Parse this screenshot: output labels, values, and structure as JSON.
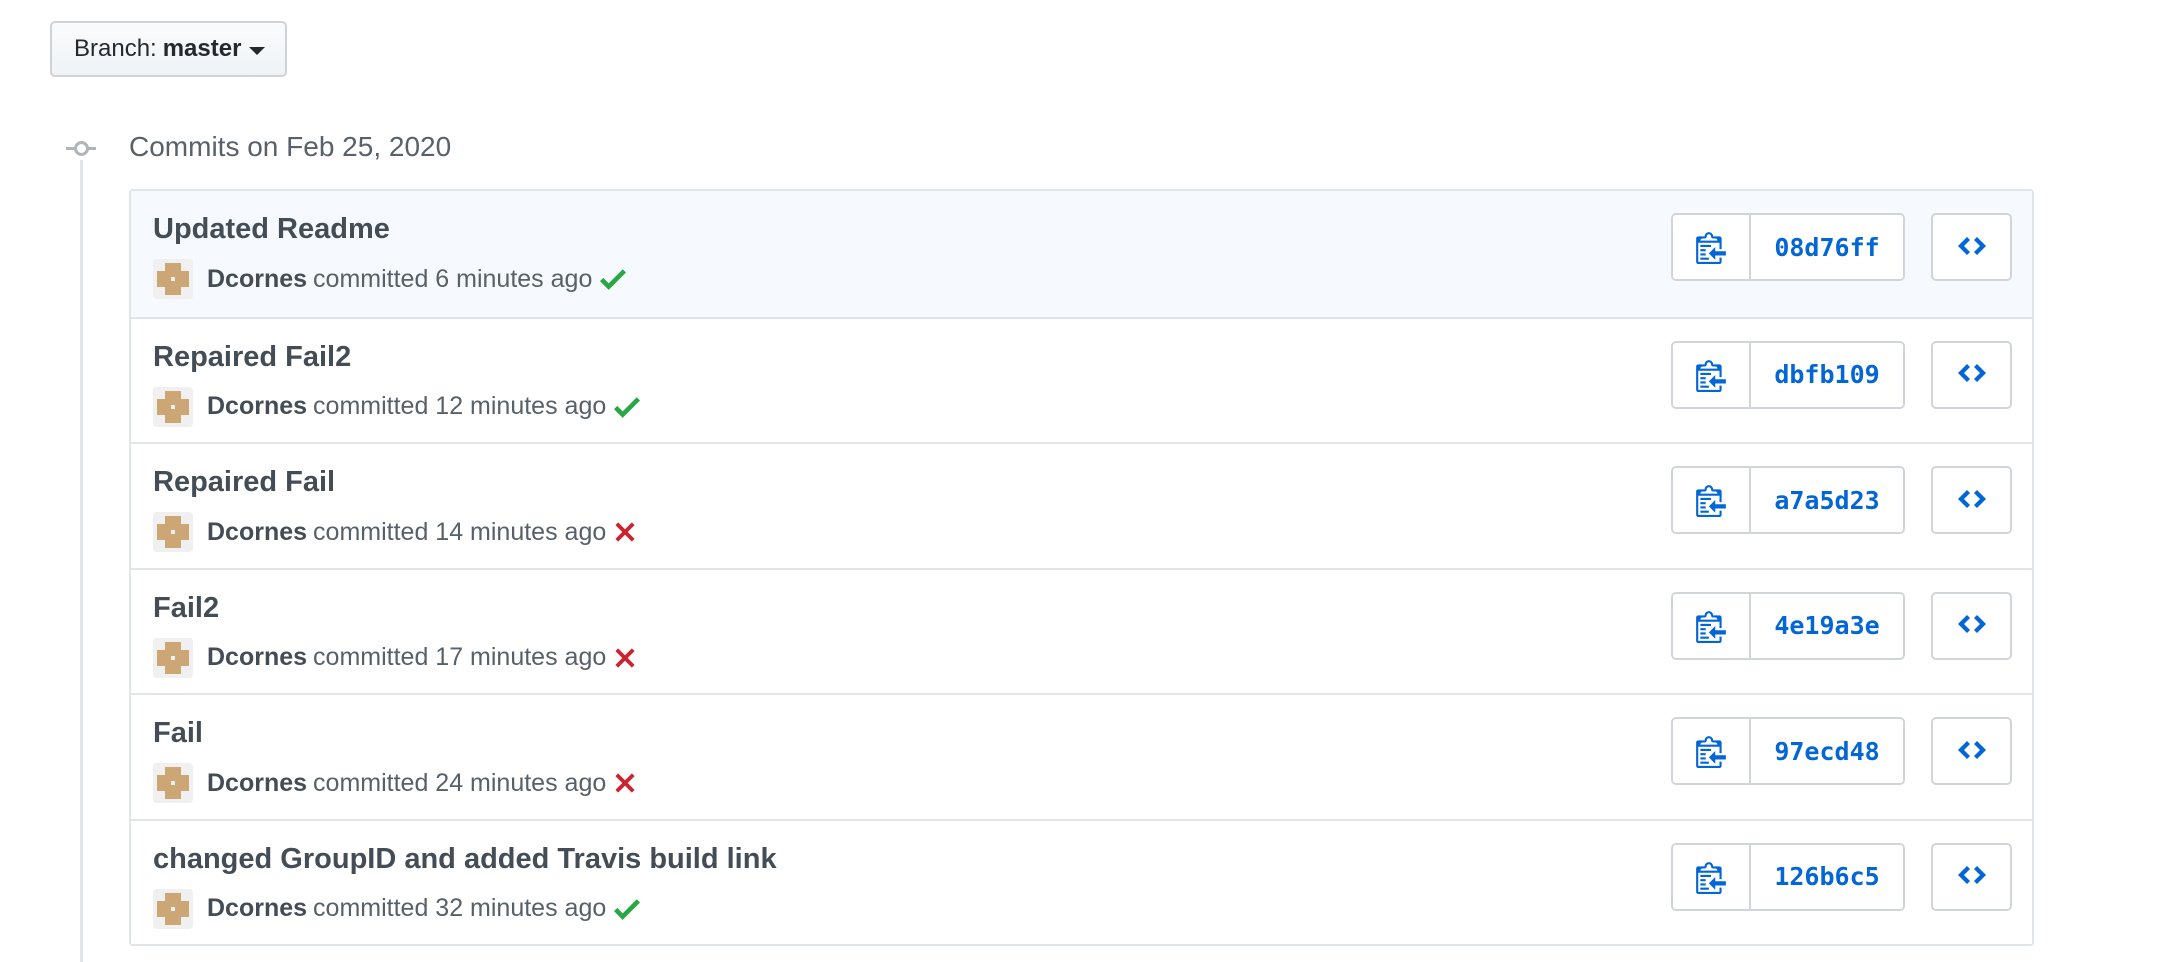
{
  "branch": {
    "label": "Branch:",
    "value": "master"
  },
  "commit_group": {
    "title": "Commits on Feb 25, 2020"
  },
  "commits": [
    {
      "title": "Updated Readme",
      "author": "Dcornes",
      "time": "committed 6 minutes ago",
      "status": "success",
      "sha": "08d76ff"
    },
    {
      "title": "Repaired Fail2",
      "author": "Dcornes",
      "time": "committed 12 minutes ago",
      "status": "success",
      "sha": "dbfb109"
    },
    {
      "title": "Repaired Fail",
      "author": "Dcornes",
      "time": "committed 14 minutes ago",
      "status": "failure",
      "sha": "a7a5d23"
    },
    {
      "title": "Fail2",
      "author": "Dcornes",
      "time": "committed 17 minutes ago",
      "status": "failure",
      "sha": "4e19a3e"
    },
    {
      "title": "Fail",
      "author": "Dcornes",
      "time": "committed 24 minutes ago",
      "status": "failure",
      "sha": "97ecd48"
    },
    {
      "title": "changed GroupID and added Travis build link",
      "author": "Dcornes",
      "time": "committed 32 minutes ago",
      "status": "success",
      "sha": "126b6c5"
    }
  ],
  "icons": {
    "copy": "clipboard-icon",
    "browse": "code-icon",
    "success": "check-icon",
    "failure": "x-icon",
    "timeline": "git-commit-icon"
  },
  "colors": {
    "link": "#0366d6",
    "success": "#28a745",
    "failure": "#cb2431",
    "highlight_row": "#f6fafe"
  }
}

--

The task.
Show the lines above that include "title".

Response for this exercise.
    "title": "Commits on Feb 25, 2020"
      "title": "Updated Readme",
      "title": "Repaired Fail2",
      "title": "Repaired Fail",
      "title": "Fail2",
      "title": "Fail",
      "title": "changed GroupID and added Travis build link",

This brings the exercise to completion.